▶ _Exercise_
The reply consists of one number only: how many lines in the listing below contain the word "screenshot".

※ ※ ※

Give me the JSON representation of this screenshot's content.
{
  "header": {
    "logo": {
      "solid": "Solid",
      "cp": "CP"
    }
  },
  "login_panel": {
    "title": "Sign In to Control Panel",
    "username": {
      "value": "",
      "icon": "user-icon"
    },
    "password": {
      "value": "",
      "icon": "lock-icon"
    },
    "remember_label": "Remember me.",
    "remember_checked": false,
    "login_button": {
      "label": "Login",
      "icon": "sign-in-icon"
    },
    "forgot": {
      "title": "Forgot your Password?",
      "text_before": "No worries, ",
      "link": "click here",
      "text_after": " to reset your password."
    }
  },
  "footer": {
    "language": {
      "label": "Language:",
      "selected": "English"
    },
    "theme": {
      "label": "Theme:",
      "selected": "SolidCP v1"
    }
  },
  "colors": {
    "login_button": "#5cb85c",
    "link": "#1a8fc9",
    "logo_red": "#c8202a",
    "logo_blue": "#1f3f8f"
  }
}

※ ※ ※

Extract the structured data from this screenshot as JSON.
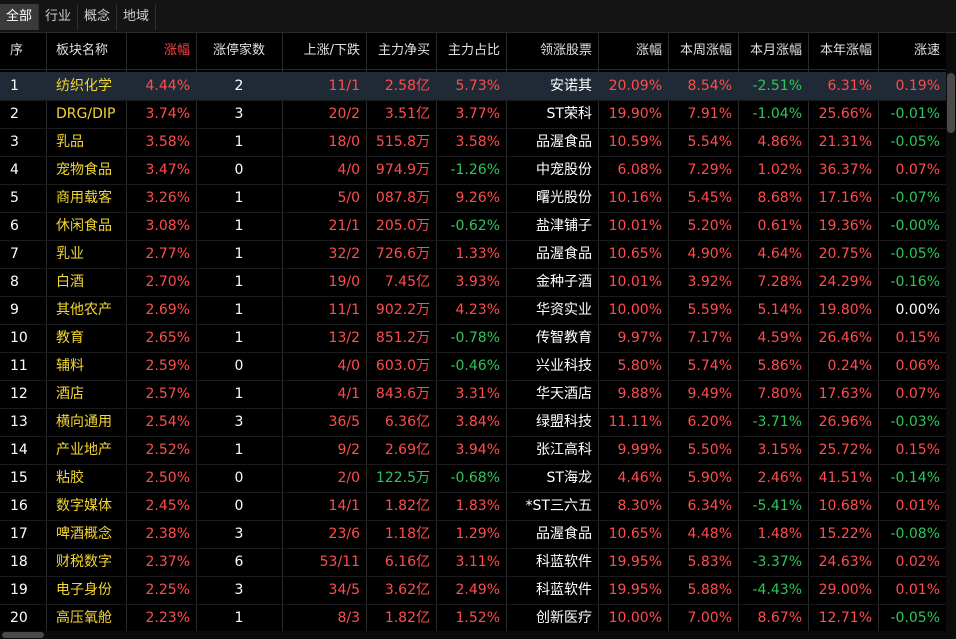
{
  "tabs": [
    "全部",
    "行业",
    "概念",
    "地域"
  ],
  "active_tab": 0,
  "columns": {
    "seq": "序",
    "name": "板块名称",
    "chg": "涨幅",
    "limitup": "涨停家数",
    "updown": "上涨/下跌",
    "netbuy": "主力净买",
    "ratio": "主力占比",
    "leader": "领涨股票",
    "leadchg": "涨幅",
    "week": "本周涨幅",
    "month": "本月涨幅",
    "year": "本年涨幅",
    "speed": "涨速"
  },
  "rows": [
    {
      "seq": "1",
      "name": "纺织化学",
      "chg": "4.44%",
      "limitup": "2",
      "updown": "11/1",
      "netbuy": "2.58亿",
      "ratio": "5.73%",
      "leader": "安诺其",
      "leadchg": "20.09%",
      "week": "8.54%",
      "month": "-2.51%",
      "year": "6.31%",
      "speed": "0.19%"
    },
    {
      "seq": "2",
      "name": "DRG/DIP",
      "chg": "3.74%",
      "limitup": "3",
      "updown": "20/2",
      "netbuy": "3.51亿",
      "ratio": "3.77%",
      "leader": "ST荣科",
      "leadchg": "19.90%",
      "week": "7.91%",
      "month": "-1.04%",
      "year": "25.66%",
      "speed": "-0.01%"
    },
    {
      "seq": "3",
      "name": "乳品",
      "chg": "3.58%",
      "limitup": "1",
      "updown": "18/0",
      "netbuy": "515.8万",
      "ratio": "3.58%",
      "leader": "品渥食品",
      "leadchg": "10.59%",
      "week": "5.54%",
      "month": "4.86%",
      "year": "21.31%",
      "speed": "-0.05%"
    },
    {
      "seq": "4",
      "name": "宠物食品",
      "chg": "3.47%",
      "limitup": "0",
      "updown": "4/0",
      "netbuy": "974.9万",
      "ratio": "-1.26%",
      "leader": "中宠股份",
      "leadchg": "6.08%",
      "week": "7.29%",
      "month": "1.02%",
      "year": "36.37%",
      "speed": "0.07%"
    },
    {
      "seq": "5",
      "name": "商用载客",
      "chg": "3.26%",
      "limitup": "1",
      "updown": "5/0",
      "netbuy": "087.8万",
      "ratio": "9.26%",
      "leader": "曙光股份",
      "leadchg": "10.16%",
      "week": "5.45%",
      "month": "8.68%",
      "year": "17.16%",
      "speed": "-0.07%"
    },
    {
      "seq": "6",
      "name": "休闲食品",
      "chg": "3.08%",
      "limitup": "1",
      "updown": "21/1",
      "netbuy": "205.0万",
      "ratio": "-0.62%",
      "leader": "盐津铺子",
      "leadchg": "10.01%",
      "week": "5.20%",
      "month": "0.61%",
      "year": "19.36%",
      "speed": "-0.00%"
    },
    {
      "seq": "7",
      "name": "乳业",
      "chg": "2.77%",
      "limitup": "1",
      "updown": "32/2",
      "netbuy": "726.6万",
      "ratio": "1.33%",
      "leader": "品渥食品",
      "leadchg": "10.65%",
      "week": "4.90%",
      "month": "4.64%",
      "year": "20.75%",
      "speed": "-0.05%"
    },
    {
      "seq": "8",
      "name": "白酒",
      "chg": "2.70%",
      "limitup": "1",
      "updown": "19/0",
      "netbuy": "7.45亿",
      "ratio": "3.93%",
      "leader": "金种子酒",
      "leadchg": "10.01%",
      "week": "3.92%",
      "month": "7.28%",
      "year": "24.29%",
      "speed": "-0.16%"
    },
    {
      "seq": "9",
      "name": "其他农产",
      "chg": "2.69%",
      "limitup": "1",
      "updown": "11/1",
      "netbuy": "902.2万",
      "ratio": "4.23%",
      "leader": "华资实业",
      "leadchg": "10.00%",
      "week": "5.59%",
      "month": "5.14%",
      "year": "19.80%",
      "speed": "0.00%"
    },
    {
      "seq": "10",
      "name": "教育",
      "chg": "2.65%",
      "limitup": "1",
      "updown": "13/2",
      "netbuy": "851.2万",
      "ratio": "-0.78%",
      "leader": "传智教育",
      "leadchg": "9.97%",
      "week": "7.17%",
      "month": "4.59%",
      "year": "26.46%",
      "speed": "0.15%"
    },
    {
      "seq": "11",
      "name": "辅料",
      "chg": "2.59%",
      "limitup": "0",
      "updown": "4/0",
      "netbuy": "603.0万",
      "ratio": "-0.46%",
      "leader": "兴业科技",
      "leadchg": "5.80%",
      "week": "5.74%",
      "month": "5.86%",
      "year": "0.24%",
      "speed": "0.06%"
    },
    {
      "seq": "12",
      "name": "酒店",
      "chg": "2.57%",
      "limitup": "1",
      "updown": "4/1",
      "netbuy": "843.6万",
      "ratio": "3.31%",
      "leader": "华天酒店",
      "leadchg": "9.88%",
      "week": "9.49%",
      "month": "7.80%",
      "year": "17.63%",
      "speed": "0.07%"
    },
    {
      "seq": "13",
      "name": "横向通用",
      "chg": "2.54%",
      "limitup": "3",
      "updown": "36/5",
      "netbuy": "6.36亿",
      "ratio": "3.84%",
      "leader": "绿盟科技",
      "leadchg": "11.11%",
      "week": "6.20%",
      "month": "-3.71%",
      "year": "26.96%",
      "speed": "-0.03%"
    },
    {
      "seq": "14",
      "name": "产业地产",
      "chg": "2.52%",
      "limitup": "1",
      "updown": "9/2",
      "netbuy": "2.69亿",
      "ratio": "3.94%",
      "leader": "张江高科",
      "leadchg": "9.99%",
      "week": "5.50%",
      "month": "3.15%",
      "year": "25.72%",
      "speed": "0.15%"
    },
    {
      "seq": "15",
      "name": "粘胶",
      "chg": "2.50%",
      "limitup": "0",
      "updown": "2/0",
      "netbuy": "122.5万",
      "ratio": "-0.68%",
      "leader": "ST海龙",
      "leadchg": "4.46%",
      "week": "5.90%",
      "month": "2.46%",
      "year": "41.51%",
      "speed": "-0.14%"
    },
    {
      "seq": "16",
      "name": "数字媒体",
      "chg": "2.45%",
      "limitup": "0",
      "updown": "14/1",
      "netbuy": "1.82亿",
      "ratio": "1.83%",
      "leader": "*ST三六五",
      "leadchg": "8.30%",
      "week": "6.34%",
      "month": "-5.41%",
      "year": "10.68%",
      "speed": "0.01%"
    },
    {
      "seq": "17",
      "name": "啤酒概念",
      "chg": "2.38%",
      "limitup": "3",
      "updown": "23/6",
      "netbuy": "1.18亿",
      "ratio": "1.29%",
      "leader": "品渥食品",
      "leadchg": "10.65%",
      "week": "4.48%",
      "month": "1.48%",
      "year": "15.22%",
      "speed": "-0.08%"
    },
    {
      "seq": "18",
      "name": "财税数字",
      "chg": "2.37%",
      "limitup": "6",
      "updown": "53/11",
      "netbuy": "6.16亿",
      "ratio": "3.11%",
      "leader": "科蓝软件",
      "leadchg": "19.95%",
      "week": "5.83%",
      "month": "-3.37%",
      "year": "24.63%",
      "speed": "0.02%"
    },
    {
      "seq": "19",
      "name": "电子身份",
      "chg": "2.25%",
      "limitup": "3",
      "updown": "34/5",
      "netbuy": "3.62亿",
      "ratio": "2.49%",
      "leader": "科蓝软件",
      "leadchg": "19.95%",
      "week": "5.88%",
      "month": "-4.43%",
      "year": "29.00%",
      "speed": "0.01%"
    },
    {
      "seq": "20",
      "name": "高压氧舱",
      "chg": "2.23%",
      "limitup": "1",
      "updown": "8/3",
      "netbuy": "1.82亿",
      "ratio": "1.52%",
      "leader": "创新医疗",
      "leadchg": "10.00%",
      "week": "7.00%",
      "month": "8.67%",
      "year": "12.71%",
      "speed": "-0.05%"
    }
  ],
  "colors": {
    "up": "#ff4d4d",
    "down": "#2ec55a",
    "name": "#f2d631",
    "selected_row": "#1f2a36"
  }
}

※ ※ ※

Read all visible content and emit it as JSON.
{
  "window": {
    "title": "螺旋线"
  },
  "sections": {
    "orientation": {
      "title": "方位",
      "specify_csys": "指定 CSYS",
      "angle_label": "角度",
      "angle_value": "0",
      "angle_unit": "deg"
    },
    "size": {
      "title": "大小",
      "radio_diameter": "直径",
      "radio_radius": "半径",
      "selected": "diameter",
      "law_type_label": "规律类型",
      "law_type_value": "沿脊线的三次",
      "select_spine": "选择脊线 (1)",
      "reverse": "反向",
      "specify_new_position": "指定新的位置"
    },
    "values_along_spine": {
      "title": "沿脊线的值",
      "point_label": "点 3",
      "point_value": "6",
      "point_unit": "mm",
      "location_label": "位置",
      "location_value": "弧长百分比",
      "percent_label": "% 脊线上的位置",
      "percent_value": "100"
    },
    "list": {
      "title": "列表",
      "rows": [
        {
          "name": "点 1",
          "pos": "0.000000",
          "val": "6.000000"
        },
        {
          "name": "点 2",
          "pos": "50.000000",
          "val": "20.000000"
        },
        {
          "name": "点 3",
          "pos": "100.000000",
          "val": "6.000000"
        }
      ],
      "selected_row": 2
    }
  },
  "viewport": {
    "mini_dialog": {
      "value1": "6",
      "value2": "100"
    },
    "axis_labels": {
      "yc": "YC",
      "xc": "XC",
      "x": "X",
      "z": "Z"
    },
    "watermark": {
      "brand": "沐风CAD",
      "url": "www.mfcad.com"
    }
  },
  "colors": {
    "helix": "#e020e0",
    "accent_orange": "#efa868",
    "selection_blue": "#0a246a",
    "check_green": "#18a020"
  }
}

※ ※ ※

▶ _Output for this task_
2